Just days after the launch of États Généraux (Estates General) on Bioethics, Marianne Durano, Philosophy Graduate and author of Mon corps ne vous appartient pas (My body doesn’t belong to you), published an article in Le Figaro in which she denounced the “mock debate (…) to supposedly generate consensus not only in terms of medically assisted procreation (MAP) but also surrogacy per se, in the short term”. She states that the issue was “a foregone conclusion”: “The specifically worded business plan was ready and waiting, together with the schedule, media spokesperson and sales reps”. She uses these terms because “regardless of what we think, MAP is a service rather than a treatment”: the different techniques used in medically assisted procreation “are not intended to treat diseased bodies but to technically replace procreation”.
“Public service” or “customer service”? In both cases, “the problem is not personal, but political”. A public service comes under national solidarity, which “isn’t supposed to provide technical services but to look after the most vulnerable”. Making MAP available to single women or homosexuals redefines the role of this national solidarity, “which, from now on, has to manage frustration as well as disease. (…) Financing MAP for women who are biologically fertile when one in three French people give up treatment due to a shortage of money and the number of maternity hospitals has been cut by one-third over the last forty years, is tantamount to using public money for private purposes,” observes the philosopher. Furthermore, “subsidising artificial procreation for healthy women” is tantamount to granting “potentially unconditional and unlimited rights to have a child”, thereby transforming that child into nothing more than an object. Thus, “if biology is no longer a criterion, on what grounds are we depriving a single woman in her sixties from the joys of motherhood?”
However, “there’s still time to refuse the creation of “made-to-order” children.
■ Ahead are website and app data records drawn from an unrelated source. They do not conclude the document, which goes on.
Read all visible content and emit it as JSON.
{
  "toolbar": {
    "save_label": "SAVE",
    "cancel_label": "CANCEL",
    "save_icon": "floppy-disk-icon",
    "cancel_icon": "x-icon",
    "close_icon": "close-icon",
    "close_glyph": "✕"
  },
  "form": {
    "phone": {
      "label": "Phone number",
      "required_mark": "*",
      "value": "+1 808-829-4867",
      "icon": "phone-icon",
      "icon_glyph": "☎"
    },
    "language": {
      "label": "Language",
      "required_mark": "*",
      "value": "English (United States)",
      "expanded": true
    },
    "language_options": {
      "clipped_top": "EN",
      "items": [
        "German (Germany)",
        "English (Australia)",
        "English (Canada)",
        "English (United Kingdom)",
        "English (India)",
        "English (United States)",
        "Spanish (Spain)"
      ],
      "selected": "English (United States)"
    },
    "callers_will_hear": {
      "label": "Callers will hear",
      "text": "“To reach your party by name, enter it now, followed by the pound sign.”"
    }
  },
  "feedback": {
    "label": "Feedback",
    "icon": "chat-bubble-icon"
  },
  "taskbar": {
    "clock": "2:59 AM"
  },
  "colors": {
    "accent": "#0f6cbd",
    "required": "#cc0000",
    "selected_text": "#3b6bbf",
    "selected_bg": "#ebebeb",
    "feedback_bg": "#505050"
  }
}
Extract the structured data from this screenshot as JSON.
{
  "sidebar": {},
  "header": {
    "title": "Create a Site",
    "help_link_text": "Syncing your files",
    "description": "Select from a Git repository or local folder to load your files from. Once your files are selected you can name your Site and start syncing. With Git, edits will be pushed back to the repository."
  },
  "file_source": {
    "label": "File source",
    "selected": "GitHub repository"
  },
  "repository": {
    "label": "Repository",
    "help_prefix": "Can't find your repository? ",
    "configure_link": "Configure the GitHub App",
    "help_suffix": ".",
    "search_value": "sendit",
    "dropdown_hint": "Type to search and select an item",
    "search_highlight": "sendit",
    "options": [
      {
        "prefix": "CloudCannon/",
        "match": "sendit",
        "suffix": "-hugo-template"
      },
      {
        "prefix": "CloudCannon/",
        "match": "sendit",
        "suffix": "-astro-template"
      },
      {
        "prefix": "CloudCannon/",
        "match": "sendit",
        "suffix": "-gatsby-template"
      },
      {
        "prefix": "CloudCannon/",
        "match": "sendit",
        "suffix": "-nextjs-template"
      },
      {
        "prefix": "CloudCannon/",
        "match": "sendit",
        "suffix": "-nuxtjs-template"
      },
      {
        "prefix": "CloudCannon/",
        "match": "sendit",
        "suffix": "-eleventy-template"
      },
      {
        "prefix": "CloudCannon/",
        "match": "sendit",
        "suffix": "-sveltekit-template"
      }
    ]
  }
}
Marianne Durano concludes that, “There’s still time to promote healing medicine versus dehumanising technique”.
Le Figaro, Marianne Durano (23/01/2018)